Natural convective flows between a cold ceiling panel and a heated body in a cavity are particularly complex. There are two possible asymptotic flows, involving either an upward hot plume (Type I) or downward cold jet (Type II). The flow type depends crucially on both Ra and To. The structure of the solution space is described. The type II flows have lower heat transfer rates for the same Ra. This causes discontinuities in the Nu (with increasing Ra) and can have important implications for the cooling designs, particularly for micro-electronics.
For low and moderate Ra the plume is stable and asymptotically steady. For higher Ra the plume is neutrally stable and the Type I flow can be either steady or unsteady depending on T0. Any net heating or cooling of the flow exerts a stabilising influence. The degree of stabilisation increases with To−Tα. As the system approaches thermal equilibrium the amount of stabilisation declines. For T0 < 0.34, the stabilisation is sufficient to damp the plume completely to steadiness.
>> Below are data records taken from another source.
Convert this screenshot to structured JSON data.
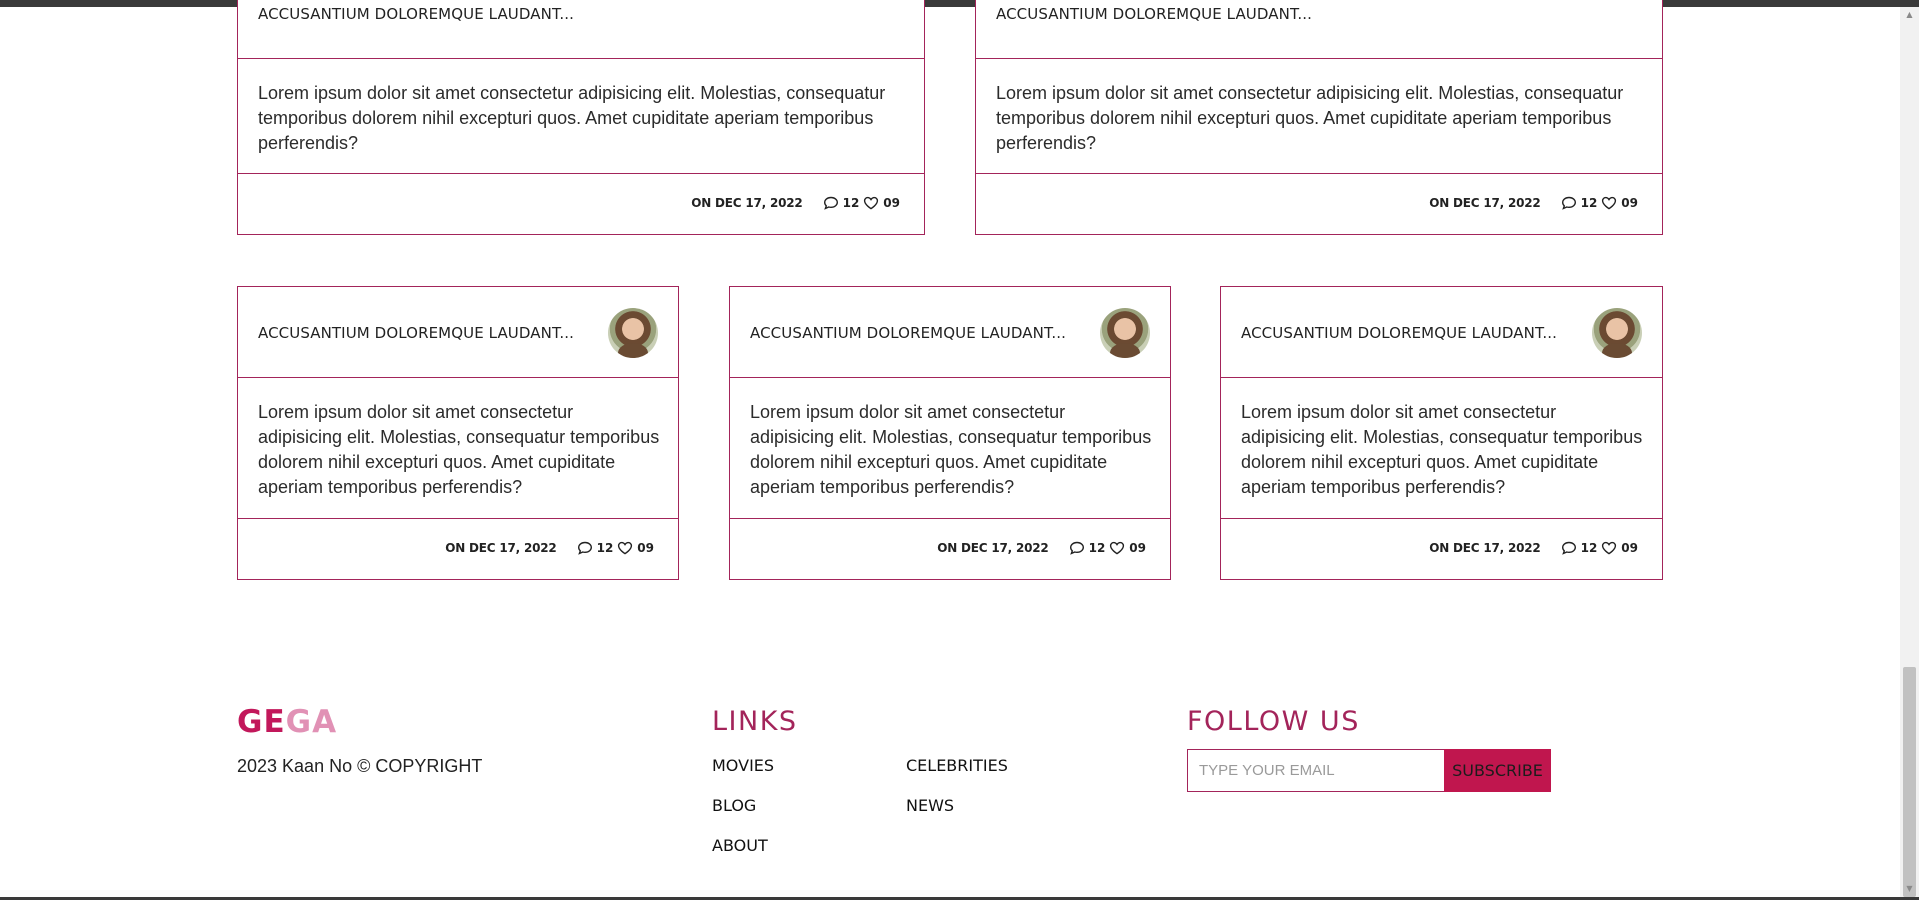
{
  "posts_top": [
    {
      "title": "ACCUSANTIUM DOLOREMQUE LAUDANT...",
      "body": "Lorem ipsum dolor sit amet consectetur adipisicing elit. Molestias, consequatur temporibus dolorem nihil excepturi quos. Amet cupiditate aperiam temporibus perferendis?",
      "date": "ON DEC 17, 2022",
      "comments": "12",
      "likes": "09"
    },
    {
      "title": "ACCUSANTIUM DOLOREMQUE LAUDANT...",
      "body": "Lorem ipsum dolor sit amet consectetur adipisicing elit. Molestias, consequatur temporibus dolorem nihil excepturi quos. Amet cupiditate aperiam temporibus perferendis?",
      "date": "ON DEC 17, 2022",
      "comments": "12",
      "likes": "09"
    }
  ],
  "posts_bottom": [
    {
      "title": "ACCUSANTIUM DOLOREMQUE LAUDANT...",
      "body": "Lorem ipsum dolor sit amet consectetur adipisicing elit. Molestias, consequatur temporibus dolorem nihil excepturi quos. Amet cupiditate aperiam temporibus perferendis?",
      "date": "ON DEC 17, 2022",
      "comments": "12",
      "likes": "09"
    },
    {
      "title": "ACCUSANTIUM DOLOREMQUE LAUDANT...",
      "body": "Lorem ipsum dolor sit amet consectetur adipisicing elit. Molestias, consequatur temporibus dolorem nihil excepturi quos. Amet cupiditate aperiam temporibus perferendis?",
      "date": "ON DEC 17, 2022",
      "comments": "12",
      "likes": "09"
    },
    {
      "title": "ACCUSANTIUM DOLOREMQUE LAUDANT...",
      "body": "Lorem ipsum dolor sit amet consectetur adipisicing elit. Molestias, consequatur temporibus dolorem nihil excepturi quos. Amet cupiditate aperiam temporibus perferendis?",
      "date": "ON DEC 17, 2022",
      "comments": "12",
      "likes": "09"
    }
  ],
  "footer": {
    "logo_part1": "GE",
    "logo_part2": "GA",
    "copyright": "2023 Kaan No © COPYRIGHT",
    "links_heading": "LINKS",
    "links": [
      "MOVIES",
      "CELEBRITIES",
      "BLOG",
      "NEWS",
      "ABOUT"
    ],
    "follow_heading": "FOLLOW US",
    "email_placeholder": "TYPE YOUR EMAIL",
    "subscribe_label": "SUBSCRIBE"
  },
  "colors": {
    "accent": "#a3245a",
    "button": "#c0164e",
    "logo_light": "#e191b5"
  },
  "icons": [
    "comment-icon",
    "heart-icon",
    "avatar-photo"
  ]
}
For higher To the plume motion is diminished, but then re-accelerates and remains unsteady.
The structure of these unsteady type I flows is analysed, particularly the plume shedding cycle. Initially the plume motion is periodic. At around Ra = 6.6 × 106 there is a bifurcation and the plume motion acquires an additional long period fluctuation. At around Ra = 107 another bifurcation causes the flow to become pseudo-chaotic. Importantly the highly active plume motion and shedding reduces the thermal efficiency of the heat transfer. This causes structural changes in the flow and leads to lower Nu for the unsteady flows.